By Liz Stephens
A 14-year-old girl died yesterday shortly after receiving a vaccination against cervical cancer.
Natalie Morton, a pupil at the Blue Coat School in Coventry, was given the human papilloma virus (HPV) injection yesterday - the exact cause of death is yet unknown.
The schools' headteacher, Dr Julie Roberts issued a statement on the school website in which she said the girl has had a "rare but extreme reaction" after receiving the vaccine.
Although there is no proven link yet between her death and the HPV vaccine - NHS Coventry has quarantined the batch of vaccinations.
Spokesperson for NHS Coventry Dr Caron Grainger said: "No link can be made between the death and the vaccine until all the facts are known and a post-mortem takes place."
"We are conducting an urgent and full investigation into the events surrounding this tragedy," she said.
GlaxoSmithKline UK, which manufactures the Cervarix vaccine, also offered its sympathies to the girl's family and friends.
However, questions remain over the vaccine as it was revealed that the UK is the only nation to be using Cervarix, other European nations use a rival brand called Gardasil.
Shadow health secretary Andrew Lansley called for more transparency over the decision.
"The Department of Health and the MHRA need to investigate, as a matter of urgency, what the cause of this is so they can assess how widespread the problem could be," he said.
Public health minister, Gillian Merron, said: "It is important we have the results of further investigations as soon as possible to establish the cause of this sad event."
Three other girls from the school also reported possible side effects of dizziness and nausea after receiving the jab.
Cervical cancer currently kills over 1,000 women in Britain every year.
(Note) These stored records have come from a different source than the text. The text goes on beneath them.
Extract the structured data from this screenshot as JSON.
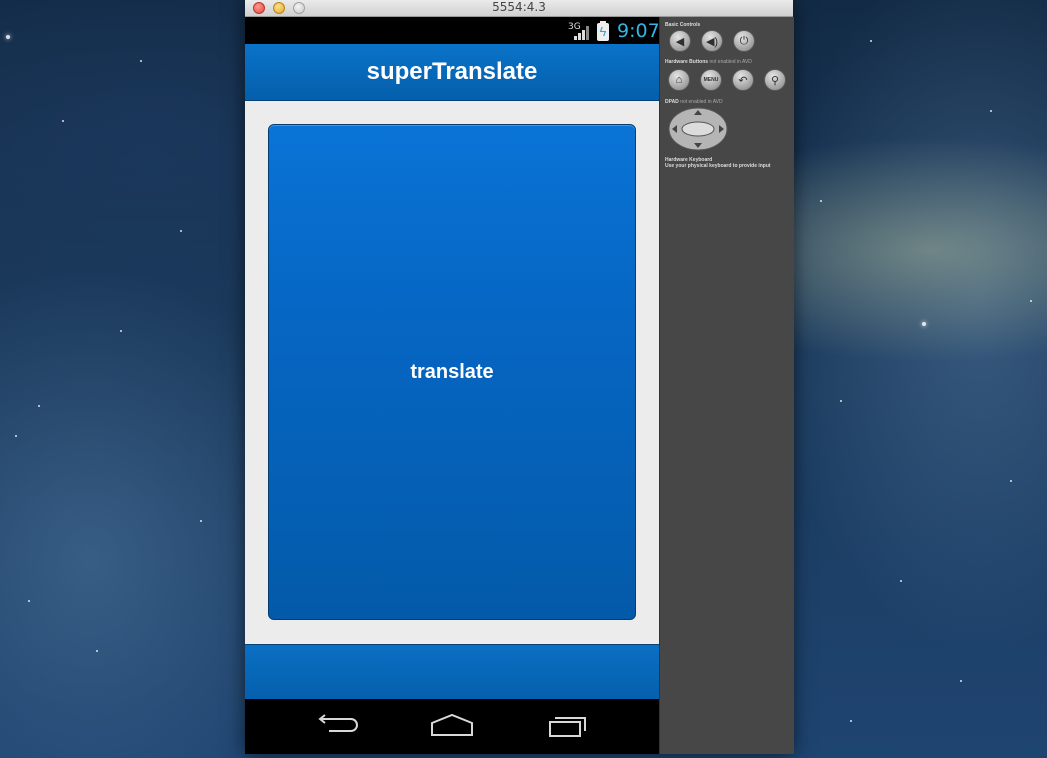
{
  "window": {
    "title": "5554:4.3"
  },
  "statusbar": {
    "network": "3G",
    "time": "9:07"
  },
  "app": {
    "title": "superTranslate",
    "button_label": "translate"
  },
  "navbar": {
    "back": "back-icon",
    "home": "home-icon",
    "recents": "recents-icon"
  },
  "panel": {
    "basic_controls": "Basic Controls",
    "hardware_buttons": "Hardware Buttons",
    "hardware_buttons_note": "not enabled in AVD",
    "dpad": "DPAD",
    "dpad_note": "not enabled in AVD",
    "keyboard_title": "Hardware Keyboard",
    "keyboard_note": "Use your physical keyboard to provide input",
    "menu_label": "MENU"
  },
  "colors": {
    "accent": "#33b5e5",
    "action_bar": "#0a73c9",
    "button": "#0667c5",
    "background": "#ececec"
  }
}
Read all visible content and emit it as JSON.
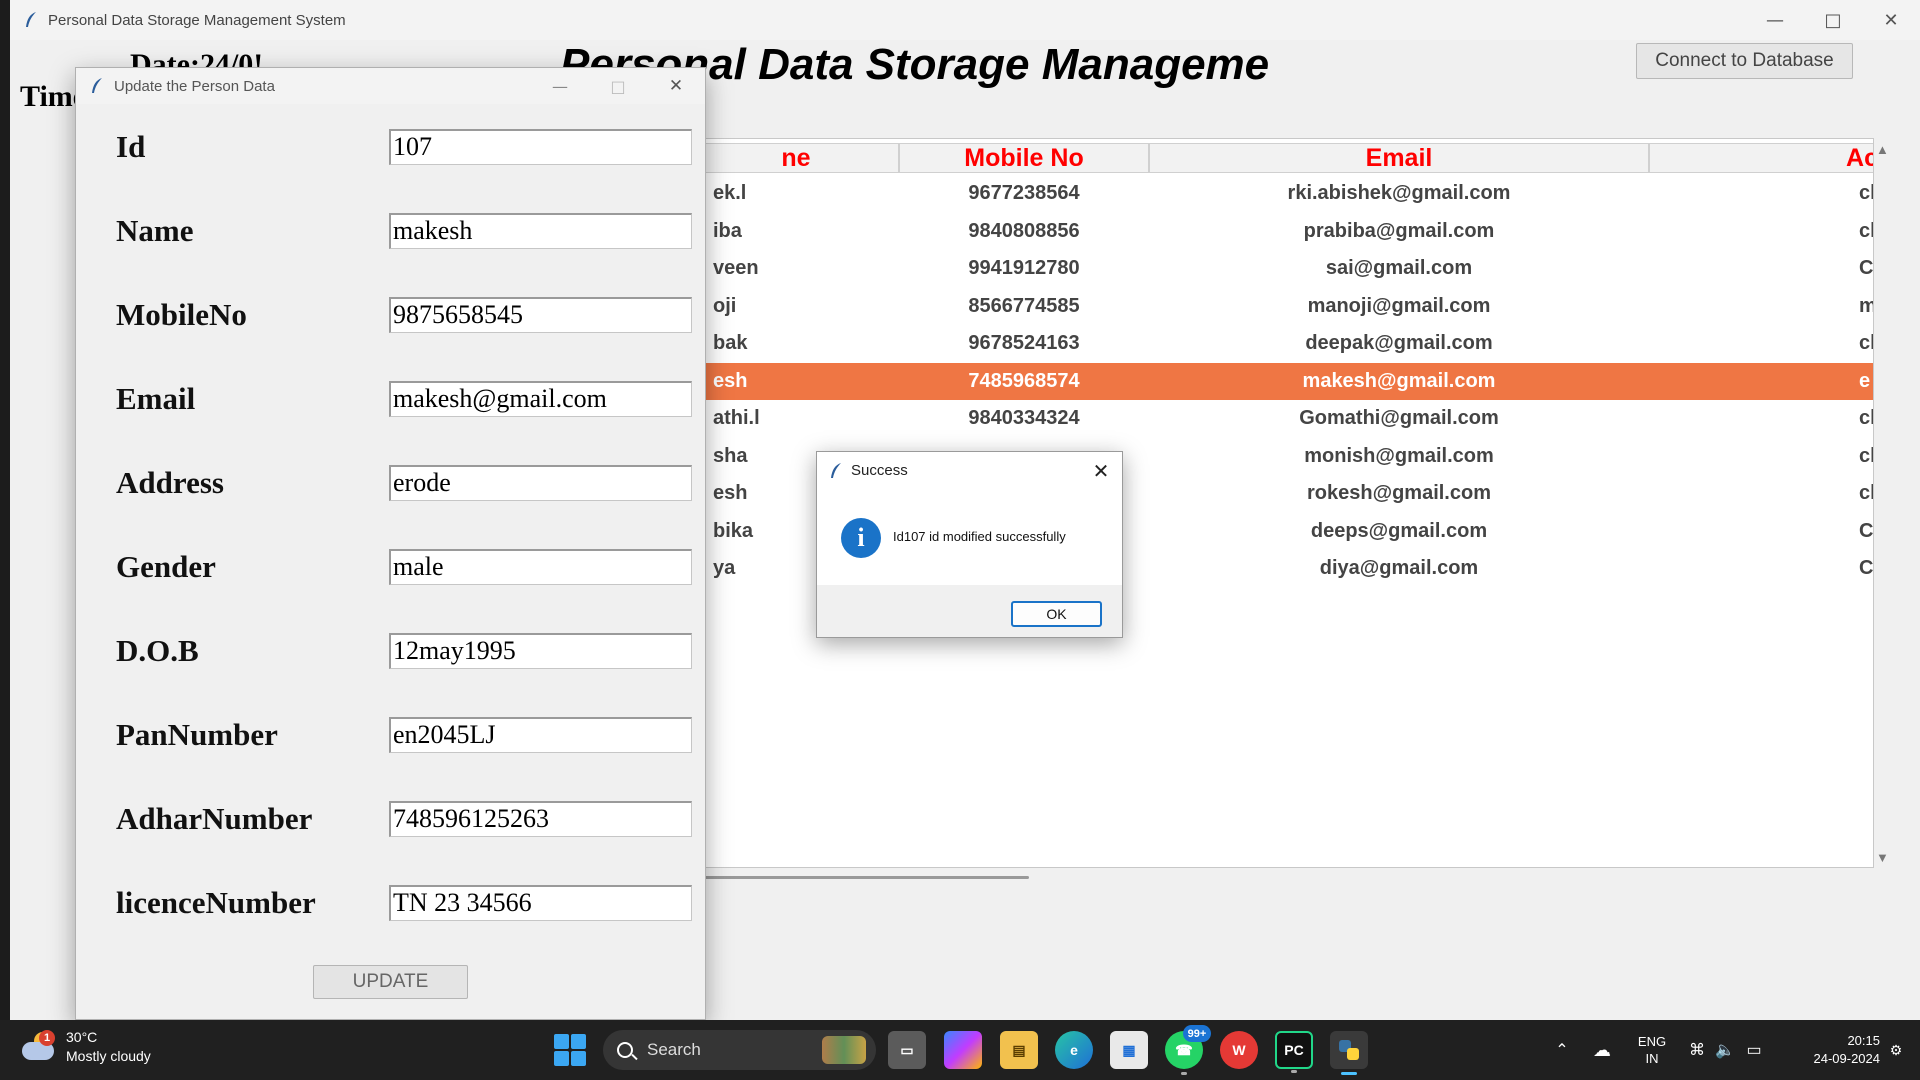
{
  "main_window": {
    "title": "Personal Data Storage Management System",
    "date_label": "Date:24/0!",
    "time_label": "Time",
    "heading": "Personal Data Storage Manageme",
    "connect_button": "Connect to Database"
  },
  "table": {
    "columns": [
      "ne",
      "Mobile No",
      "Email",
      "Ac"
    ],
    "rows": [
      {
        "name": "ek.l",
        "mobile": "9677238564",
        "email": "rki.abishek@gmail.com",
        "addr": "cl"
      },
      {
        "name": "iba",
        "mobile": "9840808856",
        "email": "prabiba@gmail.com",
        "addr": "cl"
      },
      {
        "name": "veen",
        "mobile": "9941912780",
        "email": "sai@gmail.com",
        "addr": "C"
      },
      {
        "name": "oji",
        "mobile": "8566774585",
        "email": "manoji@gmail.com",
        "addr": "m"
      },
      {
        "name": "bak",
        "mobile": "9678524163",
        "email": "deepak@gmail.com",
        "addr": "cl"
      },
      {
        "name": "esh",
        "mobile": "7485968574",
        "email": "makesh@gmail.com",
        "addr": "e",
        "selected": true
      },
      {
        "name": "athi.l",
        "mobile": "9840334324",
        "email": "Gomathi@gmail.com",
        "addr": "cl"
      },
      {
        "name": "sha",
        "mobile": "",
        "email": "monish@gmail.com",
        "addr": "cl"
      },
      {
        "name": "esh",
        "mobile": "",
        "email": "rokesh@gmail.com",
        "addr": "cl"
      },
      {
        "name": "bika",
        "mobile": "",
        "email": "deeps@gmail.com",
        "addr": "C"
      },
      {
        "name": "ya",
        "mobile": "",
        "email": "diya@gmail.com",
        "addr": "C"
      }
    ]
  },
  "update_window": {
    "title": "Update the Person Data",
    "fields": [
      {
        "label": "Id",
        "value": "107"
      },
      {
        "label": "Name",
        "value": "makesh"
      },
      {
        "label": "MobileNo",
        "value": "9875658545"
      },
      {
        "label": "Email",
        "value": "makesh@gmail.com"
      },
      {
        "label": "Address",
        "value": "erode"
      },
      {
        "label": "Gender",
        "value": "male"
      },
      {
        "label": "D.O.B",
        "value": "12may1995"
      },
      {
        "label": "PanNumber",
        "value": "en2045LJ"
      },
      {
        "label": "AdharNumber",
        "value": "748596125263"
      },
      {
        "label": "licenceNumber",
        "value": "TN 23 34566"
      }
    ],
    "update_button": "UPDATE"
  },
  "dialog": {
    "title": "Success",
    "message": "Id107 id modified successfully",
    "ok_button": "OK",
    "icon": "info-icon"
  },
  "taskbar": {
    "weather_temp": "30°C",
    "weather_desc": "Mostly cloudy",
    "weather_badge": "1",
    "search_label": "Search",
    "whatsapp_badge": "99+",
    "lang_top": "ENG",
    "lang_bottom": "IN",
    "time": "20:15",
    "date": "24-09-2024"
  }
}
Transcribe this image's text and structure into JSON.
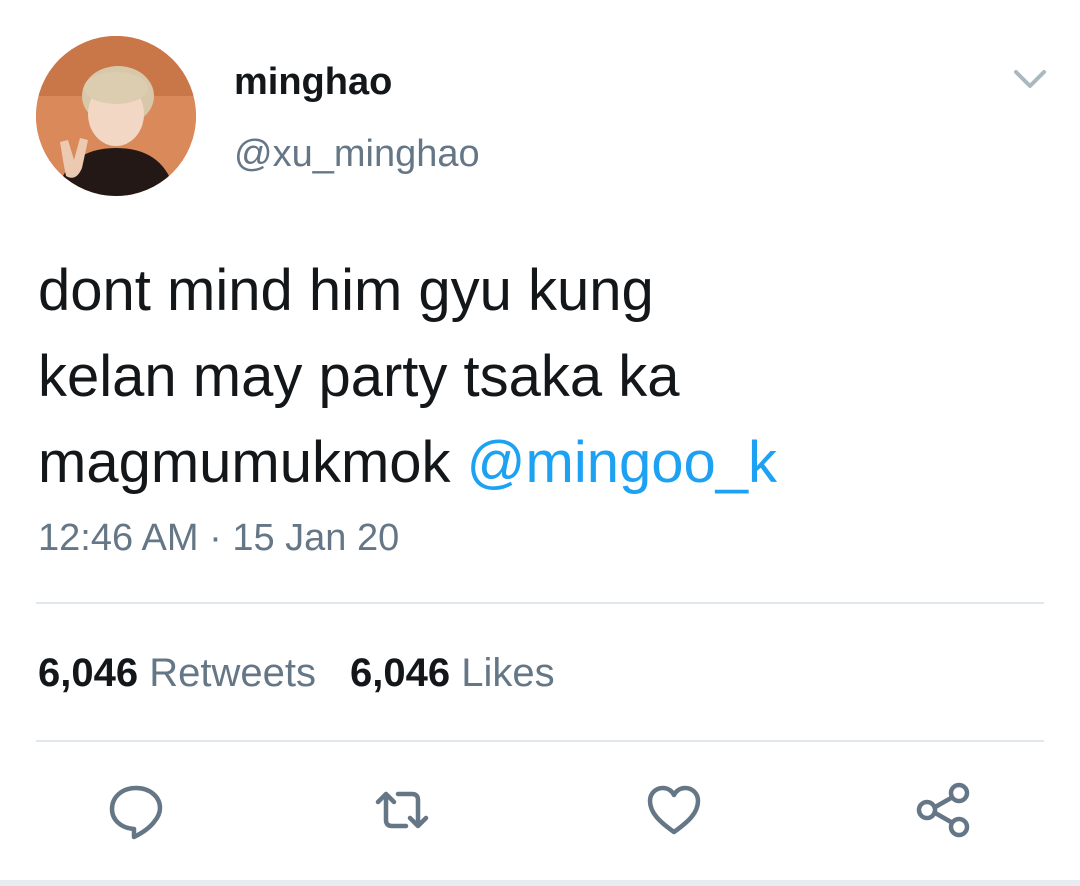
{
  "tweet": {
    "author": {
      "display_name": "minghao",
      "handle": "@xu_minghao",
      "avatar_icon": "profile-photo"
    },
    "menu_icon": "chevron-down-icon",
    "text_lines": [
      "dont mind him gyu kung",
      "kelan may party tsaka ka",
      "magmumukmok "
    ],
    "mention": "@mingoo_k",
    "timestamp": "12:46 AM · 15 Jan 20",
    "stats": {
      "retweets_count": "6,046",
      "retweets_label": "Retweets",
      "likes_count": "6,046",
      "likes_label": "Likes"
    },
    "actions": [
      {
        "name": "reply",
        "icon": "reply-icon"
      },
      {
        "name": "retweet",
        "icon": "retweet-icon"
      },
      {
        "name": "like",
        "icon": "heart-icon"
      },
      {
        "name": "share",
        "icon": "share-icon"
      }
    ]
  },
  "colors": {
    "text": "#14171a",
    "secondary": "#657786",
    "link": "#1da1f2",
    "divider": "#e1e8ed"
  }
}
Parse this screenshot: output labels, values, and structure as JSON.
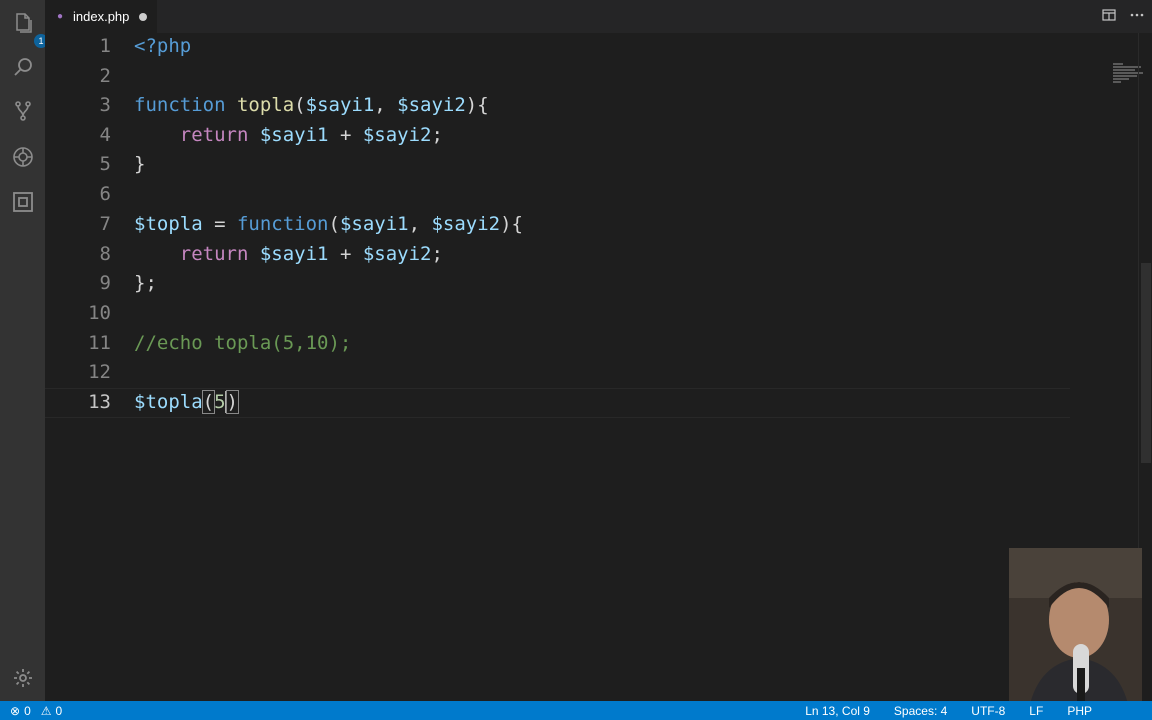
{
  "tab": {
    "filename": "index.php"
  },
  "activity": {
    "explorer_badge": "1"
  },
  "editor": {
    "line_numbers": [
      "1",
      "2",
      "3",
      "4",
      "5",
      "6",
      "7",
      "8",
      "9",
      "10",
      "11",
      "12",
      "13"
    ],
    "code": {
      "l1": "<?php",
      "l3_kw": "function",
      "l3_fn": "topla",
      "l3_p1": "(",
      "l3_v1": "$sayi1",
      "l3_c": ", ",
      "l3_v2": "$sayi2",
      "l3_p2": "){",
      "l4_ret": "return",
      "l4_v1": "$sayi1",
      "l4_op": " + ",
      "l4_v2": "$sayi2",
      "l4_end": ";",
      "l5": "}",
      "l7_var": "$topla",
      "l7_eq": " = ",
      "l7_kw": "function",
      "l7_p1": "(",
      "l7_v1": "$sayi1",
      "l7_c": ", ",
      "l7_v2": "$sayi2",
      "l7_p2": "){",
      "l8_ret": "return",
      "l8_v1": "$sayi1",
      "l8_op": " + ",
      "l8_v2": "$sayi2",
      "l8_end": ";",
      "l9": "};",
      "l11": "//echo topla(5,10);",
      "l13_var": "$topla",
      "l13_open": "(",
      "l13_arg": "5",
      "l13_close": ")"
    }
  },
  "status": {
    "errors": "0",
    "warnings": "0",
    "position": "Ln 13, Col 9",
    "spaces": "Spaces: 4",
    "encoding": "UTF-8",
    "eol": "LF",
    "language": "PHP"
  },
  "colors": {
    "status_bar": "#007acc",
    "editor_bg": "#1e1e1e",
    "keyword": "#569cd6",
    "function": "#dcdcaa",
    "variable": "#9cdcfe",
    "control": "#c586c0",
    "comment": "#6a9955"
  }
}
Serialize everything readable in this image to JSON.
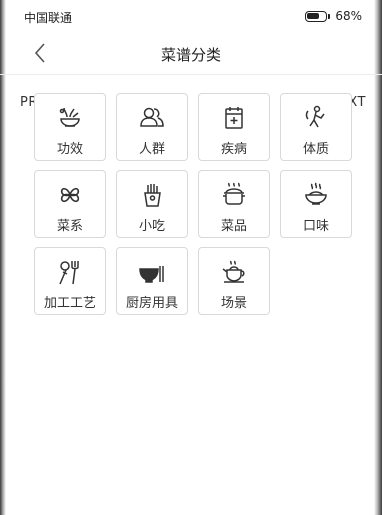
{
  "status_bar": {
    "carrier": "中国联通",
    "battery": "68%"
  },
  "header": {
    "title": "菜谱分类"
  },
  "pager": {
    "prev": "PREV",
    "next": "NEXT"
  },
  "categories": [
    {
      "label": "功效",
      "icon": "herb-bowl-icon"
    },
    {
      "label": "人群",
      "icon": "people-icon"
    },
    {
      "label": "疾病",
      "icon": "medical-calendar-icon"
    },
    {
      "label": "体质",
      "icon": "body-stretch-icon"
    },
    {
      "label": "菜系",
      "icon": "clover-icon"
    },
    {
      "label": "小吃",
      "icon": "fries-icon"
    },
    {
      "label": "菜品",
      "icon": "pot-icon"
    },
    {
      "label": "口味",
      "icon": "steaming-bowl-icon"
    },
    {
      "label": "加工工艺",
      "icon": "utensils-icon"
    },
    {
      "label": "厨房用具",
      "icon": "bowl-chopsticks-icon"
    },
    {
      "label": "场景",
      "icon": "teapot-icon"
    }
  ]
}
The vaccine is to prevent HPV, a sexually transmitted disease which can lead to the cancer.
Since the national immunisation programme was launched last year, 1.4 million schoolgirls aged 12 and over have so far been vaccinated in an attempt to eradicate the virus.